I returned to the roof and took a place just in the front of the idol. I could not see Dhananjoy and called out his name. He came running wiping his face. I was annoyed and asked him to sit down. By this time everyone else along with my grandmother had come. All of us settled into individual asans made of patched cloth and shut our eyes as the mantras were read out. Dhananjoy sat at the back causing me to be irked. Soon the puja was over. It was time for distribution of prasad. I asked everyone to go inside and sit as I prepared to distribute the sweets and fruits to them.
As I pulled the plate of sweets towards me I was astounded to see that the number of sandesh had dwindled. Someone had removed it from the plate. Two things happened to me at once. I was outraged about the fact that someone had the audacity to remove the sweets from the plate before the puja was over and an overbearing rage on Dhananjoy, my prime and only suspect who could have done this. I kept my cool with an effort and distributed the prasad, dividing the sandesh into two, so that everyone got a piece.

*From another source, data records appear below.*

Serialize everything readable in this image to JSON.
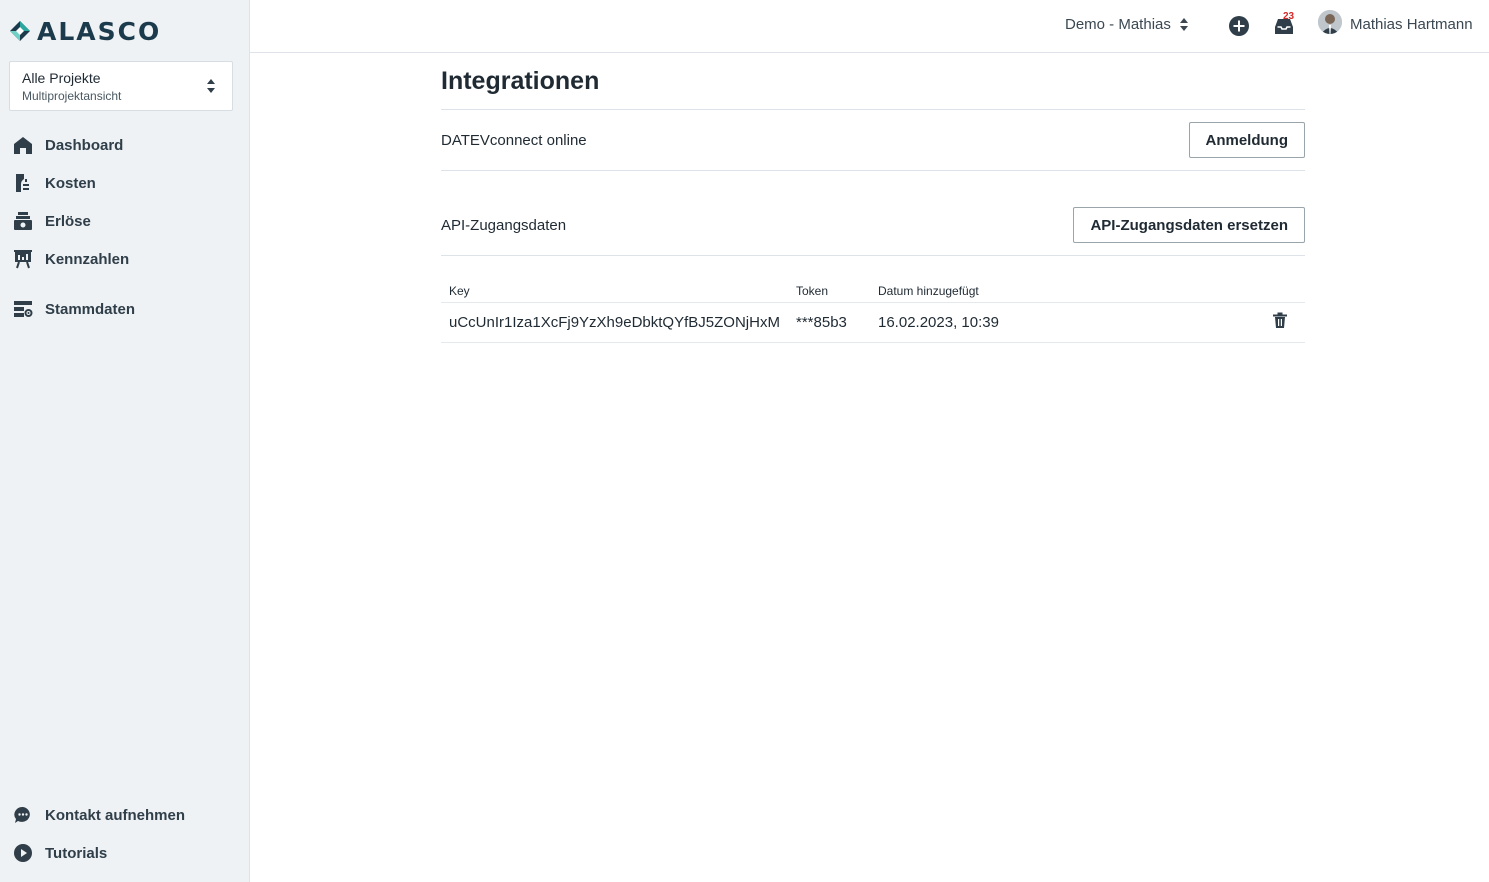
{
  "app": {
    "logo_text": "ALASCO"
  },
  "project_selector": {
    "title": "Alle Projekte",
    "subtitle": "Multiprojektansicht"
  },
  "sidebar": {
    "items": [
      {
        "label": "Dashboard",
        "icon": "home-icon"
      },
      {
        "label": "Kosten",
        "icon": "costs-icon"
      },
      {
        "label": "Erlöse",
        "icon": "revenue-icon"
      },
      {
        "label": "Kennzahlen",
        "icon": "chart-icon"
      },
      {
        "label": "Stammdaten",
        "icon": "master-data-icon"
      }
    ],
    "bottom": [
      {
        "label": "Kontakt aufnehmen",
        "icon": "chat-icon"
      },
      {
        "label": "Tutorials",
        "icon": "play-icon"
      }
    ]
  },
  "topbar": {
    "tenant": "Demo - Mathias",
    "notification_count": "23",
    "user_name": "Mathias Hartmann"
  },
  "page": {
    "title": "Integrationen",
    "datev": {
      "label": "DATEVconnect online",
      "button": "Anmeldung"
    },
    "api": {
      "label": "API-Zugangsdaten",
      "button": "API-Zugangsdaten ersetzen"
    },
    "table": {
      "headers": [
        "Key",
        "Token",
        "Datum hinzugefügt"
      ],
      "rows": [
        {
          "key": "uCcUnIr1Iza1XcFj9YzXh9eDbktQYfBJ5ZONjHxM",
          "token": "***85b3",
          "date": "16.02.2023, 10:39"
        }
      ]
    }
  },
  "colors": {
    "sidebar_bg": "#eef2f5",
    "brand": "#1b3a4b",
    "accent_teal": "#2aa8a0",
    "badge": "#d62b2b"
  }
}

Once over with it, I went to look for Dhananjoy who was nowhere to be seen. I found him at the back of the house sitting quietly. The moment I set my eyes upon him I was overwhelmed with anger and punched him in his face. He looked stunned but did not try to resist. He started to say something and I threw a few punches on his chest and stomach with all my might. I screamed at him asking him why he had stolen the sandesh before the puja. He did not react nor did he say anything. I asked him to leave immediately, though I was no one to tell him so but I was not in my senses. I felt outraged and cheated. Dhananjoy stood his ground, hanging his head not trying to defend himself at all. After shouting at him for a while I felt drained. I walked away to another part of the house and sat down and wept. I was careful so that no one saw me cry. Slowly I went and sat by my sister. My mother sensed that there was something wrong and asked me what the matter was. I avoided her question and eyes. The ayah came into the room and as a matter-of-factly began talking to my mother “Didi you know, Dhananjoy has become so dedicated about his studies that he has been fasting since yesterday. Poor chap he can never bear hunger and today morning I was felt that he was having great difficulty in keeping his fast. When khoka (meaning me) was not there I went up to the roof and found him holding the sandesh plate and looking longingly at it. I felt extreme pity for him so I picked up two sandesh and asked him to eat it. He did not want it and asked me to keep it and go away. Just then we heard people coming upstairs and the sandesh fell on the ground. Dhananjoy looked aghast and quickly placed the plate and carried away the two sweets as he could not place them back after picking them up from the ground. He warned me that what I had done was not good”. The ayah looked pleadingly at my mom and said “Tell me didi did I do something wrong? All I wanted to do was feed a hungry boy.” I was stunned and felt dizzy. I ran as fast as I could to find Dhanajoy. He was nowhere to be seen. I rushed to my grandmother and asked her where I could find him. My grandmother looked at me enquiringly and said “Did he not tell you before leaving? He told me that he was leaving for his village for a few days as someone from his family had suddenly fallen ill.” I kept quiet and stood motionless for a while. I knew he would never come back.